An extensive survey of assisted suicide in Switzerland between 2003 and 2008 has found that the most vulnerable people are women, people who live alone or people who are divorced. People who ask for assisted suicide tend to be wealthier and better educated.
The results have been published in the International Journal of Epidemiology. The authors, from the University of Bern, conclude that disadvantaged sectors of the Swiss population are not more vulnerable to assisted suicide, because relatively fewer low-income people take advantage of it. Their principal recommendation is that the government should require better statistics.
However, other interesting findings also emerge.
* Fewer people with a religious affiliation, especially to the Catholic Church, seek assisted suicide. “The association with religion may reflect greater social integration among the religious as well as social norms and dogma,” they say.
* The existence of right-to-die associations might possibly be increasing demand for suicide. Although one-third of doctors said that they had been confronted with a request for suicide, only 6% of then actually participated without the involvement of a right-to-die association.
* The right-to-die associations are not following the law, but the authorities do not seem to be reacting. “In a substantial minority of death certificates (16%), no underlying cause of death was recorded, despite the fact that only those who suffer from an incurable illness, intolerable suffering or a severe disability are eligible for assistance by the associations.”

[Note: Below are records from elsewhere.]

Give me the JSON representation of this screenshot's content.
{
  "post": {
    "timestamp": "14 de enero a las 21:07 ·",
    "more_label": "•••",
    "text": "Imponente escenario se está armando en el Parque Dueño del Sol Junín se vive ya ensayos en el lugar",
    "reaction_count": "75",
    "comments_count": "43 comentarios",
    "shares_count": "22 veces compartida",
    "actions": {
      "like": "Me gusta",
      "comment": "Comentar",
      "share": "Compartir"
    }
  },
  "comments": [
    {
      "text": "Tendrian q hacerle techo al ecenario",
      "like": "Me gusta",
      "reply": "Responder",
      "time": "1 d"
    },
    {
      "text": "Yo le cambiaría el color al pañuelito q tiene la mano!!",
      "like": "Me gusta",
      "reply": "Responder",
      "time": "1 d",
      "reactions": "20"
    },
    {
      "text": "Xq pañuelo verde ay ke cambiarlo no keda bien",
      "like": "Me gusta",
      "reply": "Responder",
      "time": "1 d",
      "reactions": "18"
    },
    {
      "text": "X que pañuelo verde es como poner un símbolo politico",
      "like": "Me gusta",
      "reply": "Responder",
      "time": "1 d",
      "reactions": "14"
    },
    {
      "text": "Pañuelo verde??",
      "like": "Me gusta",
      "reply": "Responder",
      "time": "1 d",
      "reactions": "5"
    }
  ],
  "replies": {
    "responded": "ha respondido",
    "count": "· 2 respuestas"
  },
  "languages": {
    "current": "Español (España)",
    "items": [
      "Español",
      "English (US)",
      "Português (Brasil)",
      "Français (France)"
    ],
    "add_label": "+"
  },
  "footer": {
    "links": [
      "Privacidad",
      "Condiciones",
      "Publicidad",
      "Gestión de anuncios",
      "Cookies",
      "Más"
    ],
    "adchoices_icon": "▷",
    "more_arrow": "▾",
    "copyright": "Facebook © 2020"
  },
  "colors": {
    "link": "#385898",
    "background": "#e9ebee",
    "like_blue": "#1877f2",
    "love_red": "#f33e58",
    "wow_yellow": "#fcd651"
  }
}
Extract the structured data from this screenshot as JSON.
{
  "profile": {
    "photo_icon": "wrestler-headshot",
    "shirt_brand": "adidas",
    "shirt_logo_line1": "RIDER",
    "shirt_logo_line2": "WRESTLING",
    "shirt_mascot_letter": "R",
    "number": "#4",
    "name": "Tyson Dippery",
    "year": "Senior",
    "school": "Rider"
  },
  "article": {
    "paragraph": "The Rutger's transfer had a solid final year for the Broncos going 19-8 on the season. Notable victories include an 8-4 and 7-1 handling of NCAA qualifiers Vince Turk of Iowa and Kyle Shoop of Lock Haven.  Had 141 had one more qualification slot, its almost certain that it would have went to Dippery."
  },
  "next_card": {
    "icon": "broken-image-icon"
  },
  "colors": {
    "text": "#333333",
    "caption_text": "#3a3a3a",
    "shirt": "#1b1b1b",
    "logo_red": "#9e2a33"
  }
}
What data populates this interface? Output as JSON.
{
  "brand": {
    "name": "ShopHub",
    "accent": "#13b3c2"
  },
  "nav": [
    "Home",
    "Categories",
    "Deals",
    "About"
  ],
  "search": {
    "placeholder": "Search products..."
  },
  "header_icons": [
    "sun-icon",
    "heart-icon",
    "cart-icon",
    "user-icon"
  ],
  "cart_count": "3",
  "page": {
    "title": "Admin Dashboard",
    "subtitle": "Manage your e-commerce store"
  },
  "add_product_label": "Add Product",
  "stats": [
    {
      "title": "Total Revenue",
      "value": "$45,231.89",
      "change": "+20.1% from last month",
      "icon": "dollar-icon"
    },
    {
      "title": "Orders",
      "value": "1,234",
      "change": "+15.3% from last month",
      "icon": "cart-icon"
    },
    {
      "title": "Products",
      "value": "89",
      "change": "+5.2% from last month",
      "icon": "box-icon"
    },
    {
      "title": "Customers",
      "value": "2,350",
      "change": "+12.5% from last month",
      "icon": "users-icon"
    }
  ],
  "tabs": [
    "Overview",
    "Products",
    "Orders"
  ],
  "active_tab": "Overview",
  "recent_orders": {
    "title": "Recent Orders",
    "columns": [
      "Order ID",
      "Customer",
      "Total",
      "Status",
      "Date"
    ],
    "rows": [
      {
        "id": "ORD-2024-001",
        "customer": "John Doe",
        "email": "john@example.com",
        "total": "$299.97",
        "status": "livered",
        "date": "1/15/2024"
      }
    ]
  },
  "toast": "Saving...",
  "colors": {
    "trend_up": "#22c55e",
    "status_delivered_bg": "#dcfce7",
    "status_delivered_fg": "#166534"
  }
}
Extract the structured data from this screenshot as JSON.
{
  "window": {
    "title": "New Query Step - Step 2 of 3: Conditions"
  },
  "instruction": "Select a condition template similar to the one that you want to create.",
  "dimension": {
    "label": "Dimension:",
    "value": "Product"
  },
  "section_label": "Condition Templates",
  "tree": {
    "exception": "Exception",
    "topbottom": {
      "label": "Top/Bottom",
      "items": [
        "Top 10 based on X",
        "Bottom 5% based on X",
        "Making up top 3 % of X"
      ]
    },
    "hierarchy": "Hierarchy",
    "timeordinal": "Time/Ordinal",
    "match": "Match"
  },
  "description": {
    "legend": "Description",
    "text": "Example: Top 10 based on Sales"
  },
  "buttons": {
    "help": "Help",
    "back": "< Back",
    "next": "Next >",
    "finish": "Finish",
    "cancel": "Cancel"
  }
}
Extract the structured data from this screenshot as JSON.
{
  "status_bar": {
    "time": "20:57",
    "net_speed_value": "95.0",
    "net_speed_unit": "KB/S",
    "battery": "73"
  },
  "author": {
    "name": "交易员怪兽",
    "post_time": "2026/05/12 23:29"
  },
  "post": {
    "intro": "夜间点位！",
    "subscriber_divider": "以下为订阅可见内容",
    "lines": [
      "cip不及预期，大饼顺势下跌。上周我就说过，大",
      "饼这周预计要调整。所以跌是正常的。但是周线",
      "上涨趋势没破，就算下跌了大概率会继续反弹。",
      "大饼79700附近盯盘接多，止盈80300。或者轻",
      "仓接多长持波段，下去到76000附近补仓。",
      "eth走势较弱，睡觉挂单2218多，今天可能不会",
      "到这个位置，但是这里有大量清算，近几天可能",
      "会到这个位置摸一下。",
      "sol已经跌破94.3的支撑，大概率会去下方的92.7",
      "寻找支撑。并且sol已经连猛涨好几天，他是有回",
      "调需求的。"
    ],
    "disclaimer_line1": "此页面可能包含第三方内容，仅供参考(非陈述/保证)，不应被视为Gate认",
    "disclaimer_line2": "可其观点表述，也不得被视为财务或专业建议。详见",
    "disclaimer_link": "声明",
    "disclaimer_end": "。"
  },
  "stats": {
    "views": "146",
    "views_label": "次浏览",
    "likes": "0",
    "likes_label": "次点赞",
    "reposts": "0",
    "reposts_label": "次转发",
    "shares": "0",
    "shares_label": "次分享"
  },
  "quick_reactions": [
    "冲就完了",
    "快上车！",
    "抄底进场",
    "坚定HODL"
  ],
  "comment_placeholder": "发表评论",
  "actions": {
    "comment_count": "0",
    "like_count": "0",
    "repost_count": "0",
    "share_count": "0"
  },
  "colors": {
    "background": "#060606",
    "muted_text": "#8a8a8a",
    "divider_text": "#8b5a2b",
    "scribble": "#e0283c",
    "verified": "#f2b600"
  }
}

* The authors believe that their data may disprove the danger of a “slippery slope” because lower socio-economic groups are less vulnerable than the wealthier and better educated. However, if the time frame encompasses the 1918 law on assisted suicide, the “slippery slope” seems more plausible.
Nowadays, Swiss assisted suicide is “marketed” as a remedy for an unendurable disability and an alternative to the pain of terminal illness. However, that is not why the legislators of 1918 proposed it and the legislators of 1937 approved it. They removed penalties for assisting a suicide if the motivation were altruistic. But, surprisingly for our generation, health was not a consideration. Legalised assisted suicide was for people suffering the pain of wounded honour or disappointed love.
But in 1982 two non-profit associations, one for French speakers, Exit Suisse Romande, and one for German speakers, Exit Deutsche Schweiz, were formed to help their members die. These were followed by EX International in 1996, which helps foreigners, and Dignitas in 1998, which helps both Swiss and foreigners. What began as a policy in the spirit of The Sorrows of Young Werther ended up as industrial death.